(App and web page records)
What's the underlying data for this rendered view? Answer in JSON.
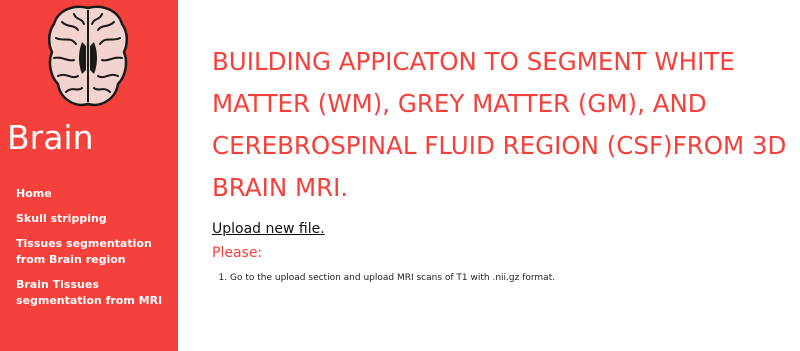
{
  "sidebar": {
    "brand": "Brain",
    "logo_icon": "brain-icon",
    "nav": [
      {
        "label": "Home"
      },
      {
        "label": "Skull stripping"
      },
      {
        "label": "Tissues segmentation from Brain region"
      },
      {
        "label": "Brain Tissues segmentation from MRI"
      }
    ]
  },
  "main": {
    "title": "BUILDING APPICATON TO SEGMENT WHITE MATTER (WM), GREY MATTER (GM), AND CEREBROSPINAL FLUID REGION (CSF)FROM 3D BRAIN MRI.",
    "upload_link": "Upload new file.",
    "please_label": "Please:",
    "steps": [
      "Go to the upload section and upload MRI scans of T1 with .nii.gz format."
    ]
  },
  "colors": {
    "accent": "#f4413b",
    "sidebar_text": "#ffffff"
  }
}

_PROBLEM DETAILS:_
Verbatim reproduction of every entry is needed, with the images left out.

_EXERCISE RESULT:_
What's the underlying data for this rendered view? Answer in JSON.
{
  "sidebar": {
    "brand": "Brain",
    "logo_icon": "brain-icon",
    "nav": [
      {
        "label": "Home"
      },
      {
        "label": "Skull stripping"
      },
      {
        "label": "Tissues segmentation from Brain region"
      },
      {
        "label": "Brain Tissues segmentation from MRI"
      }
    ]
  },
  "main": {
    "title": "BUILDING APPICATON TO SEGMENT WHITE MATTER (WM), GREY MATTER (GM), AND CEREBROSPINAL FLUID REGION (CSF)FROM 3D BRAIN MRI.",
    "upload_link": "Upload new file.",
    "please_label": "Please:",
    "steps": [
      "Go to the upload section and upload MRI scans of T1 with .nii.gz format."
    ]
  },
  "colors": {
    "accent": "#f4413b",
    "sidebar_text": "#ffffff"
  }
}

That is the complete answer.